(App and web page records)
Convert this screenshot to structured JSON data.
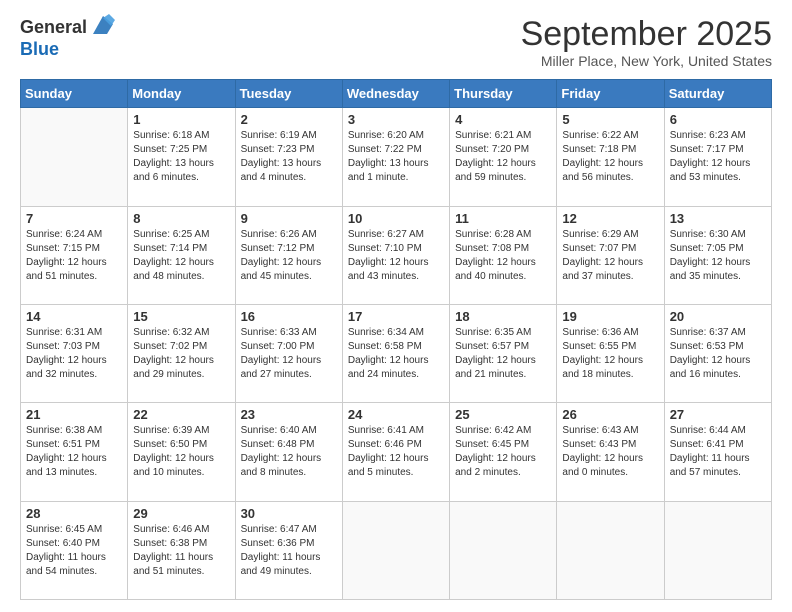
{
  "header": {
    "logo_line1": "General",
    "logo_line2": "Blue",
    "month_title": "September 2025",
    "subtitle": "Miller Place, New York, United States"
  },
  "days_of_week": [
    "Sunday",
    "Monday",
    "Tuesday",
    "Wednesday",
    "Thursday",
    "Friday",
    "Saturday"
  ],
  "weeks": [
    [
      {
        "day": "",
        "content": ""
      },
      {
        "day": "1",
        "content": "Sunrise: 6:18 AM\nSunset: 7:25 PM\nDaylight: 13 hours\nand 6 minutes."
      },
      {
        "day": "2",
        "content": "Sunrise: 6:19 AM\nSunset: 7:23 PM\nDaylight: 13 hours\nand 4 minutes."
      },
      {
        "day": "3",
        "content": "Sunrise: 6:20 AM\nSunset: 7:22 PM\nDaylight: 13 hours\nand 1 minute."
      },
      {
        "day": "4",
        "content": "Sunrise: 6:21 AM\nSunset: 7:20 PM\nDaylight: 12 hours\nand 59 minutes."
      },
      {
        "day": "5",
        "content": "Sunrise: 6:22 AM\nSunset: 7:18 PM\nDaylight: 12 hours\nand 56 minutes."
      },
      {
        "day": "6",
        "content": "Sunrise: 6:23 AM\nSunset: 7:17 PM\nDaylight: 12 hours\nand 53 minutes."
      }
    ],
    [
      {
        "day": "7",
        "content": "Sunrise: 6:24 AM\nSunset: 7:15 PM\nDaylight: 12 hours\nand 51 minutes."
      },
      {
        "day": "8",
        "content": "Sunrise: 6:25 AM\nSunset: 7:14 PM\nDaylight: 12 hours\nand 48 minutes."
      },
      {
        "day": "9",
        "content": "Sunrise: 6:26 AM\nSunset: 7:12 PM\nDaylight: 12 hours\nand 45 minutes."
      },
      {
        "day": "10",
        "content": "Sunrise: 6:27 AM\nSunset: 7:10 PM\nDaylight: 12 hours\nand 43 minutes."
      },
      {
        "day": "11",
        "content": "Sunrise: 6:28 AM\nSunset: 7:08 PM\nDaylight: 12 hours\nand 40 minutes."
      },
      {
        "day": "12",
        "content": "Sunrise: 6:29 AM\nSunset: 7:07 PM\nDaylight: 12 hours\nand 37 minutes."
      },
      {
        "day": "13",
        "content": "Sunrise: 6:30 AM\nSunset: 7:05 PM\nDaylight: 12 hours\nand 35 minutes."
      }
    ],
    [
      {
        "day": "14",
        "content": "Sunrise: 6:31 AM\nSunset: 7:03 PM\nDaylight: 12 hours\nand 32 minutes."
      },
      {
        "day": "15",
        "content": "Sunrise: 6:32 AM\nSunset: 7:02 PM\nDaylight: 12 hours\nand 29 minutes."
      },
      {
        "day": "16",
        "content": "Sunrise: 6:33 AM\nSunset: 7:00 PM\nDaylight: 12 hours\nand 27 minutes."
      },
      {
        "day": "17",
        "content": "Sunrise: 6:34 AM\nSunset: 6:58 PM\nDaylight: 12 hours\nand 24 minutes."
      },
      {
        "day": "18",
        "content": "Sunrise: 6:35 AM\nSunset: 6:57 PM\nDaylight: 12 hours\nand 21 minutes."
      },
      {
        "day": "19",
        "content": "Sunrise: 6:36 AM\nSunset: 6:55 PM\nDaylight: 12 hours\nand 18 minutes."
      },
      {
        "day": "20",
        "content": "Sunrise: 6:37 AM\nSunset: 6:53 PM\nDaylight: 12 hours\nand 16 minutes."
      }
    ],
    [
      {
        "day": "21",
        "content": "Sunrise: 6:38 AM\nSunset: 6:51 PM\nDaylight: 12 hours\nand 13 minutes."
      },
      {
        "day": "22",
        "content": "Sunrise: 6:39 AM\nSunset: 6:50 PM\nDaylight: 12 hours\nand 10 minutes."
      },
      {
        "day": "23",
        "content": "Sunrise: 6:40 AM\nSunset: 6:48 PM\nDaylight: 12 hours\nand 8 minutes."
      },
      {
        "day": "24",
        "content": "Sunrise: 6:41 AM\nSunset: 6:46 PM\nDaylight: 12 hours\nand 5 minutes."
      },
      {
        "day": "25",
        "content": "Sunrise: 6:42 AM\nSunset: 6:45 PM\nDaylight: 12 hours\nand 2 minutes."
      },
      {
        "day": "26",
        "content": "Sunrise: 6:43 AM\nSunset: 6:43 PM\nDaylight: 12 hours\nand 0 minutes."
      },
      {
        "day": "27",
        "content": "Sunrise: 6:44 AM\nSunset: 6:41 PM\nDaylight: 11 hours\nand 57 minutes."
      }
    ],
    [
      {
        "day": "28",
        "content": "Sunrise: 6:45 AM\nSunset: 6:40 PM\nDaylight: 11 hours\nand 54 minutes."
      },
      {
        "day": "29",
        "content": "Sunrise: 6:46 AM\nSunset: 6:38 PM\nDaylight: 11 hours\nand 51 minutes."
      },
      {
        "day": "30",
        "content": "Sunrise: 6:47 AM\nSunset: 6:36 PM\nDaylight: 11 hours\nand 49 minutes."
      },
      {
        "day": "",
        "content": ""
      },
      {
        "day": "",
        "content": ""
      },
      {
        "day": "",
        "content": ""
      },
      {
        "day": "",
        "content": ""
      }
    ]
  ]
}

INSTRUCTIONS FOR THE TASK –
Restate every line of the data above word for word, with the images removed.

TASK RESPONSE –
Convert this screenshot to structured JSON data.
{
  "header": {
    "logo_line1": "General",
    "logo_line2": "Blue",
    "month_title": "September 2025",
    "subtitle": "Miller Place, New York, United States"
  },
  "days_of_week": [
    "Sunday",
    "Monday",
    "Tuesday",
    "Wednesday",
    "Thursday",
    "Friday",
    "Saturday"
  ],
  "weeks": [
    [
      {
        "day": "",
        "content": ""
      },
      {
        "day": "1",
        "content": "Sunrise: 6:18 AM\nSunset: 7:25 PM\nDaylight: 13 hours\nand 6 minutes."
      },
      {
        "day": "2",
        "content": "Sunrise: 6:19 AM\nSunset: 7:23 PM\nDaylight: 13 hours\nand 4 minutes."
      },
      {
        "day": "3",
        "content": "Sunrise: 6:20 AM\nSunset: 7:22 PM\nDaylight: 13 hours\nand 1 minute."
      },
      {
        "day": "4",
        "content": "Sunrise: 6:21 AM\nSunset: 7:20 PM\nDaylight: 12 hours\nand 59 minutes."
      },
      {
        "day": "5",
        "content": "Sunrise: 6:22 AM\nSunset: 7:18 PM\nDaylight: 12 hours\nand 56 minutes."
      },
      {
        "day": "6",
        "content": "Sunrise: 6:23 AM\nSunset: 7:17 PM\nDaylight: 12 hours\nand 53 minutes."
      }
    ],
    [
      {
        "day": "7",
        "content": "Sunrise: 6:24 AM\nSunset: 7:15 PM\nDaylight: 12 hours\nand 51 minutes."
      },
      {
        "day": "8",
        "content": "Sunrise: 6:25 AM\nSunset: 7:14 PM\nDaylight: 12 hours\nand 48 minutes."
      },
      {
        "day": "9",
        "content": "Sunrise: 6:26 AM\nSunset: 7:12 PM\nDaylight: 12 hours\nand 45 minutes."
      },
      {
        "day": "10",
        "content": "Sunrise: 6:27 AM\nSunset: 7:10 PM\nDaylight: 12 hours\nand 43 minutes."
      },
      {
        "day": "11",
        "content": "Sunrise: 6:28 AM\nSunset: 7:08 PM\nDaylight: 12 hours\nand 40 minutes."
      },
      {
        "day": "12",
        "content": "Sunrise: 6:29 AM\nSunset: 7:07 PM\nDaylight: 12 hours\nand 37 minutes."
      },
      {
        "day": "13",
        "content": "Sunrise: 6:30 AM\nSunset: 7:05 PM\nDaylight: 12 hours\nand 35 minutes."
      }
    ],
    [
      {
        "day": "14",
        "content": "Sunrise: 6:31 AM\nSunset: 7:03 PM\nDaylight: 12 hours\nand 32 minutes."
      },
      {
        "day": "15",
        "content": "Sunrise: 6:32 AM\nSunset: 7:02 PM\nDaylight: 12 hours\nand 29 minutes."
      },
      {
        "day": "16",
        "content": "Sunrise: 6:33 AM\nSunset: 7:00 PM\nDaylight: 12 hours\nand 27 minutes."
      },
      {
        "day": "17",
        "content": "Sunrise: 6:34 AM\nSunset: 6:58 PM\nDaylight: 12 hours\nand 24 minutes."
      },
      {
        "day": "18",
        "content": "Sunrise: 6:35 AM\nSunset: 6:57 PM\nDaylight: 12 hours\nand 21 minutes."
      },
      {
        "day": "19",
        "content": "Sunrise: 6:36 AM\nSunset: 6:55 PM\nDaylight: 12 hours\nand 18 minutes."
      },
      {
        "day": "20",
        "content": "Sunrise: 6:37 AM\nSunset: 6:53 PM\nDaylight: 12 hours\nand 16 minutes."
      }
    ],
    [
      {
        "day": "21",
        "content": "Sunrise: 6:38 AM\nSunset: 6:51 PM\nDaylight: 12 hours\nand 13 minutes."
      },
      {
        "day": "22",
        "content": "Sunrise: 6:39 AM\nSunset: 6:50 PM\nDaylight: 12 hours\nand 10 minutes."
      },
      {
        "day": "23",
        "content": "Sunrise: 6:40 AM\nSunset: 6:48 PM\nDaylight: 12 hours\nand 8 minutes."
      },
      {
        "day": "24",
        "content": "Sunrise: 6:41 AM\nSunset: 6:46 PM\nDaylight: 12 hours\nand 5 minutes."
      },
      {
        "day": "25",
        "content": "Sunrise: 6:42 AM\nSunset: 6:45 PM\nDaylight: 12 hours\nand 2 minutes."
      },
      {
        "day": "26",
        "content": "Sunrise: 6:43 AM\nSunset: 6:43 PM\nDaylight: 12 hours\nand 0 minutes."
      },
      {
        "day": "27",
        "content": "Sunrise: 6:44 AM\nSunset: 6:41 PM\nDaylight: 11 hours\nand 57 minutes."
      }
    ],
    [
      {
        "day": "28",
        "content": "Sunrise: 6:45 AM\nSunset: 6:40 PM\nDaylight: 11 hours\nand 54 minutes."
      },
      {
        "day": "29",
        "content": "Sunrise: 6:46 AM\nSunset: 6:38 PM\nDaylight: 11 hours\nand 51 minutes."
      },
      {
        "day": "30",
        "content": "Sunrise: 6:47 AM\nSunset: 6:36 PM\nDaylight: 11 hours\nand 49 minutes."
      },
      {
        "day": "",
        "content": ""
      },
      {
        "day": "",
        "content": ""
      },
      {
        "day": "",
        "content": ""
      },
      {
        "day": "",
        "content": ""
      }
    ]
  ]
}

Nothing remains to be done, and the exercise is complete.